Obituaries can be a great tool for mystery writers. They can help generate plots and character development. They can be a source of names for the people and settings of our stories. And they offer clues about lives well lived and good deaths, as well as the bad.
I’m especially fond of obituaries, like Don’s, that surprise me or make me laugh (not unlike the main character in my novel-in-progress who enjoys them so much that she reads them aloud to her dog).
For example, I appreciated the death notice about a man who requested that in lieu of flowers, his grieving friends and relatives vote for Al Gore for president. I laughed at the obituary for the gentleman who served as treasurer of the local sewer district for 23 years, “during which time there was continuous flow.”
Another favorite was the obituary for a woman who put “three meals on the table nearly every day for more than 70 years, although cooking was not as interesting to her as reading, snowshoeing, wildflower identification and bird watching.” I wish I’d had the opportunity to suggest she teach other family members to cook or learn to love takeout.
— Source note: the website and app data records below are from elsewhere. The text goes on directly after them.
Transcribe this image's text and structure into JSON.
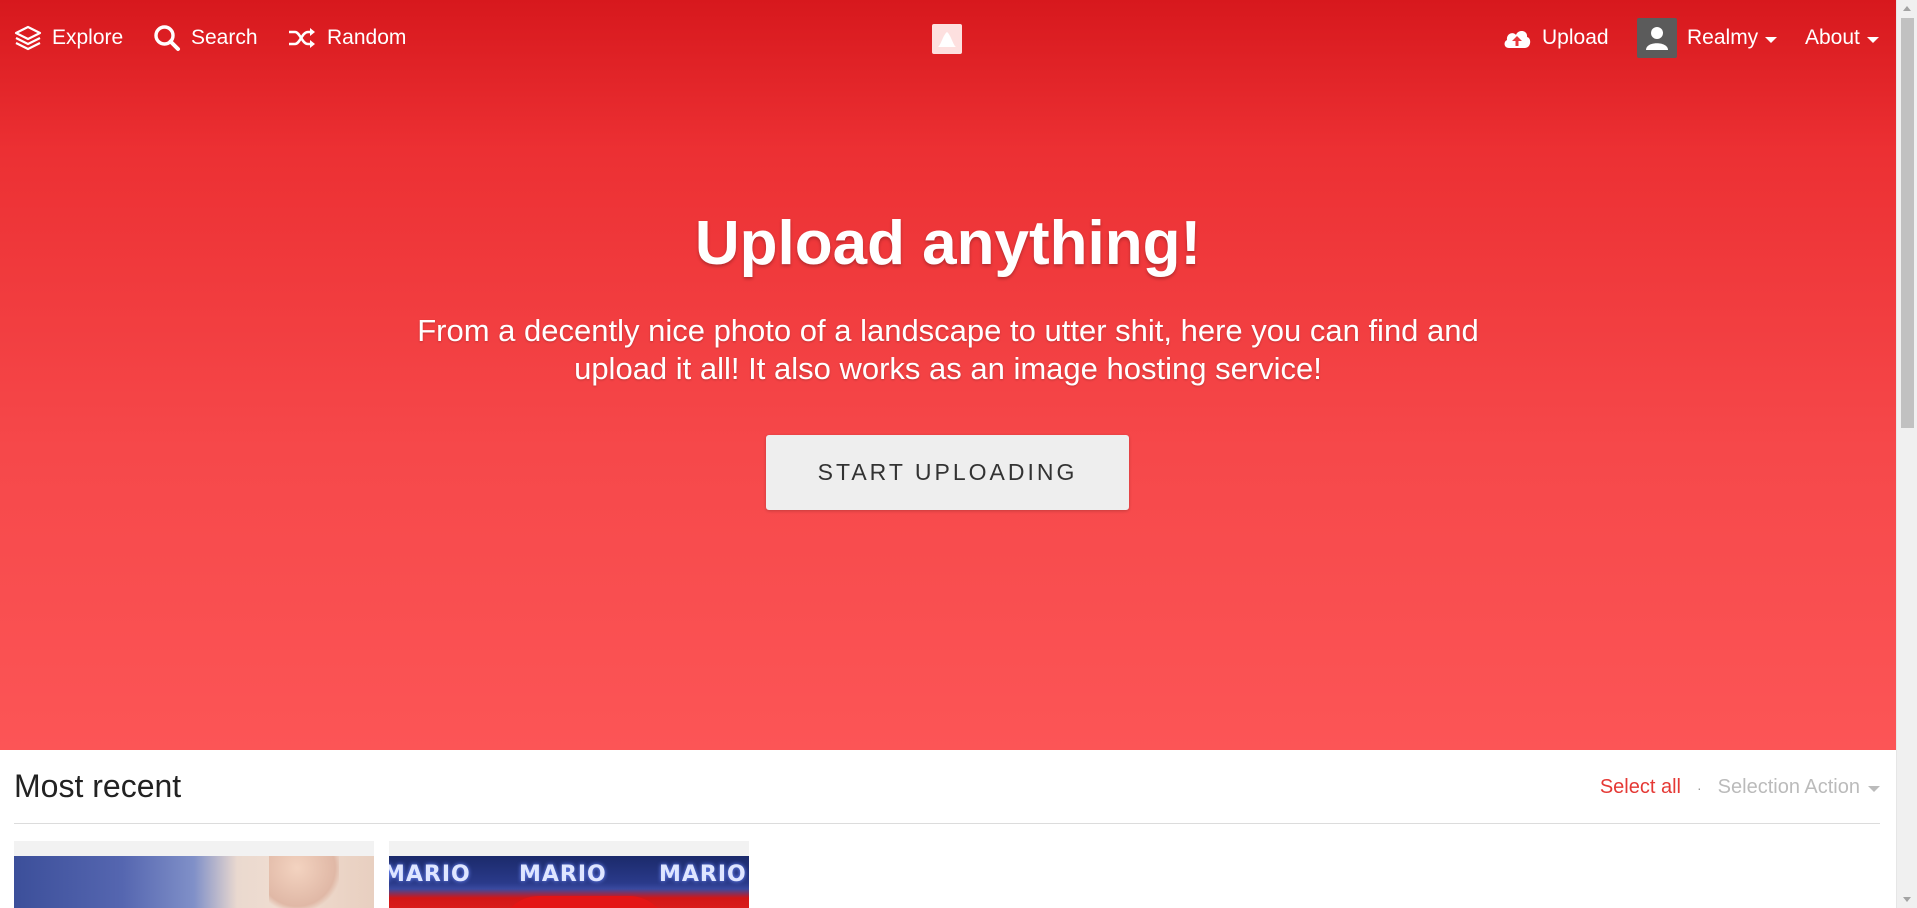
{
  "nav": {
    "left": [
      {
        "label": "Explore",
        "icon": "layers-icon"
      },
      {
        "label": "Search",
        "icon": "search-icon"
      },
      {
        "label": "Random",
        "icon": "shuffle-icon"
      }
    ],
    "right": {
      "upload_label": "Upload",
      "upload_icon": "cloud-upload-icon",
      "user_label": "Realmy",
      "user_icon": "user-avatar-icon",
      "about_label": "About"
    },
    "logo_icon": "peak-logo-icon"
  },
  "hero": {
    "title": "Upload anything!",
    "text": "From a decently nice photo of a landscape to utter shit, here you can find and upload it all! It also works as an image hosting service!",
    "button_label": "START UPLOADING"
  },
  "section": {
    "title": "Most recent",
    "select_all": "Select all",
    "separator": "·",
    "selection_action": "Selection Action"
  },
  "thumbs": {
    "mario_text": [
      "MARIO",
      "MARIO",
      "MARIO"
    ]
  },
  "colors": {
    "hero_top": "#d7181d",
    "hero_bottom": "#fc5556",
    "accent": "#e53935"
  }
}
I also enjoy learning about hobbies of the deceased. It amazes me how many in New England are ice fishermen or knitting enthusiasts. Not long ago I read about a man whose hobby was visiting Dunkin’ Donuts shops. I don’t want to be critical of the dead, but that does not seem like a legitimate hobby. It’s not like there’s an official group for DD fans like the National Association of Watch and Clock Collectors, or a Family Motor Coach Association – two groups I learned about from obituaries. Furthermore regarding hobbies, I don’t think listing a person’s only pastime as spending time at the mall (as I read in one obituary) puts her in the best light.
Here in my part of the world, so many of the departed were fans of professional sports teams like the Red Sox, Patriots and Celtics that I’ve often wondered if their organizations send sympathy cards or ever worry about losing fans to the great beyond.
I do take comfort in knowing that most of the deceased will be “dearly missed,” if you are to believe their obituaries. I doubt the man who had a “crusty exterior although some people suspected he might possibly have had a softer side” was among them, however.
Being such an aficionado of obituaries and not entirely confident my survivors will put my life in the best light, I’d already composed my own. I thought it was just fine until I read Don’s obituary. I think I’d like someone to laugh out loud at my obituary, too.
How about you? Have you ever thought about what you want your obituary to say?